### Your instructions
Among the records below, find each line that includes the string "heading" and copy it.

Data about app and page elements
━━━━━━

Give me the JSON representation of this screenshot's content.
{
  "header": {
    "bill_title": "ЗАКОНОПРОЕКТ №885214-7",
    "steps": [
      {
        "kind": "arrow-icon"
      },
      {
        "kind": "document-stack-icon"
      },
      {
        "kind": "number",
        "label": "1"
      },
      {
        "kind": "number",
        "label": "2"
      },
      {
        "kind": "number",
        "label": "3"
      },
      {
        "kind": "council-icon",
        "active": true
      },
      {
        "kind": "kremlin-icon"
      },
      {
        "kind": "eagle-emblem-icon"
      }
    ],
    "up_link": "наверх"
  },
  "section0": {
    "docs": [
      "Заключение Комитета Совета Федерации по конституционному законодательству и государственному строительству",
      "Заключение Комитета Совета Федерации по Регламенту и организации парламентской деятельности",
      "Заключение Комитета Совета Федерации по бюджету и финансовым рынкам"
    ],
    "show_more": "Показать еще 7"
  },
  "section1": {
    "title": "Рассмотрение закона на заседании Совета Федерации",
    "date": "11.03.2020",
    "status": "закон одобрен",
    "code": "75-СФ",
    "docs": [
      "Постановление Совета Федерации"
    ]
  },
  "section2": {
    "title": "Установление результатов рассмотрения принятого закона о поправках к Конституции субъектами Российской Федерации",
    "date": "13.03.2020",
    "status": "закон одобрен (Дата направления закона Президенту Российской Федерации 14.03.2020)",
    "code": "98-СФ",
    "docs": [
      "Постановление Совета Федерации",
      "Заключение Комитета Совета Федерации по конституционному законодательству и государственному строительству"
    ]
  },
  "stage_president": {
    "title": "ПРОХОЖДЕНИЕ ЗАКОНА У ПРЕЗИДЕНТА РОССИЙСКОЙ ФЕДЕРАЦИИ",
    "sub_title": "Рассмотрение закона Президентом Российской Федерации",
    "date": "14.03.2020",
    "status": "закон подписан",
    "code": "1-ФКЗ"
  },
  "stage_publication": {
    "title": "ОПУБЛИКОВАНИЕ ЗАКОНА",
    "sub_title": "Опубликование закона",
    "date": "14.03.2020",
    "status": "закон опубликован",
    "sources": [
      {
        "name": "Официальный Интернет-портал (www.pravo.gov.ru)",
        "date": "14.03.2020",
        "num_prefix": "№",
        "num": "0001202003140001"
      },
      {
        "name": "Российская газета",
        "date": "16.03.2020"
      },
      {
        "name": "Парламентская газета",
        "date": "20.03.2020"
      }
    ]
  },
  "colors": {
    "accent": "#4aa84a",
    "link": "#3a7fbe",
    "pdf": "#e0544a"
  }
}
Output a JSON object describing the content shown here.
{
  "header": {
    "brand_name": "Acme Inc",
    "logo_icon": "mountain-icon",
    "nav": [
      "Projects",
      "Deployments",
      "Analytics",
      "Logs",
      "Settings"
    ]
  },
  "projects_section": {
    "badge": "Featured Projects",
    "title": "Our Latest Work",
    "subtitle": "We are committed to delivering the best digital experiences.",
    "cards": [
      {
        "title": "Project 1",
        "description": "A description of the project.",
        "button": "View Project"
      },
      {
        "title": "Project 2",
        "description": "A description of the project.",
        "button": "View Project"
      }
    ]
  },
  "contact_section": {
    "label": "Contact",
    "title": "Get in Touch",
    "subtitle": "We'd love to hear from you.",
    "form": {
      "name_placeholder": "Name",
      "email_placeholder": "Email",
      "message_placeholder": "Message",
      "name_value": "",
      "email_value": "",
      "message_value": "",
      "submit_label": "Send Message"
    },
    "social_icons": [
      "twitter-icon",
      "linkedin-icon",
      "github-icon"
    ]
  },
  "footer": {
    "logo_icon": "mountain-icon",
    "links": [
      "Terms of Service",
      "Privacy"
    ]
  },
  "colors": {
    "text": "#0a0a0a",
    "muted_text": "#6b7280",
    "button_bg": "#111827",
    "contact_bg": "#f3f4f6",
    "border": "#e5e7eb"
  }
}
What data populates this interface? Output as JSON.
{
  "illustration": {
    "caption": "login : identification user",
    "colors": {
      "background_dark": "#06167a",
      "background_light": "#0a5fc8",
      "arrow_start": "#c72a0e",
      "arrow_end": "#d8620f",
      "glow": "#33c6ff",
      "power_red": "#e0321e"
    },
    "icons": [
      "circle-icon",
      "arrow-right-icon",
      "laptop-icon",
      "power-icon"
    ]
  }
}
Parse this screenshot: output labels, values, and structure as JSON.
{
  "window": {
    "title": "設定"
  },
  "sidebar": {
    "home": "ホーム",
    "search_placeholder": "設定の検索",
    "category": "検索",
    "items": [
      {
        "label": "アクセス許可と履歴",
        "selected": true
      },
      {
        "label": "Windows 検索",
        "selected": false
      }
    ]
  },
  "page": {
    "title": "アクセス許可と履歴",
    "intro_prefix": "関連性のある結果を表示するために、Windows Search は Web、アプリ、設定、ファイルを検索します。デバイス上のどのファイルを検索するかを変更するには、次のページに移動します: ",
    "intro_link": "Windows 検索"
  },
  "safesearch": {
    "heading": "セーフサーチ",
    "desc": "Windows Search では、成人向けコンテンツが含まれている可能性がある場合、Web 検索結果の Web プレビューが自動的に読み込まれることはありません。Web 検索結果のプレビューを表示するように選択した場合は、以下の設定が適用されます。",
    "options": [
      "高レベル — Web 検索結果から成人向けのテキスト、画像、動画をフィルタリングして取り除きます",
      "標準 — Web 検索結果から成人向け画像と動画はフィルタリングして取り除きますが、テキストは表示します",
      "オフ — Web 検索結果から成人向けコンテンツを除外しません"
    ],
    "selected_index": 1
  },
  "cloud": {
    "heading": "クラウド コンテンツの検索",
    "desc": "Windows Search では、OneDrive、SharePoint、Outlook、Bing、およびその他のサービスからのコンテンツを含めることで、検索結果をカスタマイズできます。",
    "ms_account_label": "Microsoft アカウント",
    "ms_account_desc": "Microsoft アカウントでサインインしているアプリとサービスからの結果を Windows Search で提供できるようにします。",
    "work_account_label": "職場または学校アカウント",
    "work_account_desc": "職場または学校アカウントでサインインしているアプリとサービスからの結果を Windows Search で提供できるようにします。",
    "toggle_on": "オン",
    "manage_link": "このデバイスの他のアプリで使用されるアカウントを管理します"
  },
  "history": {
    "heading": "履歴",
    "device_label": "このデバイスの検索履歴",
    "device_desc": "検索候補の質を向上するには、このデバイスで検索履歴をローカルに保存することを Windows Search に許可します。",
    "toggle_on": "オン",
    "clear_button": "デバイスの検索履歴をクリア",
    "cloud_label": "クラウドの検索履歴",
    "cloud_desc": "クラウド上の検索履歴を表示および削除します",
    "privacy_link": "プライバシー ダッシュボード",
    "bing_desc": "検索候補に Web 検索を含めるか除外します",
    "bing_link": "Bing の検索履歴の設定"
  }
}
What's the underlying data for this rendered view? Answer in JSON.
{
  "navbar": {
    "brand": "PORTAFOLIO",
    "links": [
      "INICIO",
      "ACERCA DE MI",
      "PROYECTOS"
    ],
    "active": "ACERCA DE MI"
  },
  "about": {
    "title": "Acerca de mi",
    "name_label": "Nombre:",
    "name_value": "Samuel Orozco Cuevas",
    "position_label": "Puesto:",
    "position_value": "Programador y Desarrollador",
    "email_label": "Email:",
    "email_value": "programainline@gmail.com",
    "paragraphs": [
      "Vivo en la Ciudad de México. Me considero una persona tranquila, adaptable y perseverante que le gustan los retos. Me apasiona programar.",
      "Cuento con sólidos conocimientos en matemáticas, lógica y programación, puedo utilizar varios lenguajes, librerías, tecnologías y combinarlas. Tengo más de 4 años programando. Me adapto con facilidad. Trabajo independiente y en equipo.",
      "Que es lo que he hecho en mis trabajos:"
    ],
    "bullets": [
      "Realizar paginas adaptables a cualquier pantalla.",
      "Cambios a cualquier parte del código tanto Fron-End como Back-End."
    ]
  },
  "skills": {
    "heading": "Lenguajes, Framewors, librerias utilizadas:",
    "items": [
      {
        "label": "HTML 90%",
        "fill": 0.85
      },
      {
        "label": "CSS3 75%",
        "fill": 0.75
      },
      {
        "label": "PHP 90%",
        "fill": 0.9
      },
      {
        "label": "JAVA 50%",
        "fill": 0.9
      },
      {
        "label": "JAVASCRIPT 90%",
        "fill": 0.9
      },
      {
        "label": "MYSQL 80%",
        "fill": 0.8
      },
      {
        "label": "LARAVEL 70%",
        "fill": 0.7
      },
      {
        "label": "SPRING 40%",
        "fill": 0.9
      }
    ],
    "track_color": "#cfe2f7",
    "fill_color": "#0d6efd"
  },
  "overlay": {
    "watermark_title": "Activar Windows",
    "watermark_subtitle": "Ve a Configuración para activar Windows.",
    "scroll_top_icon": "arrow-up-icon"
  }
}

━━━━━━

### Result of the exercise
    "heading": "セーフサーチ",
    "heading": "クラウド コンテンツの検索",
    "heading": "履歴",
    "heading": "Lenguajes, Framewors, librerias utilizadas:",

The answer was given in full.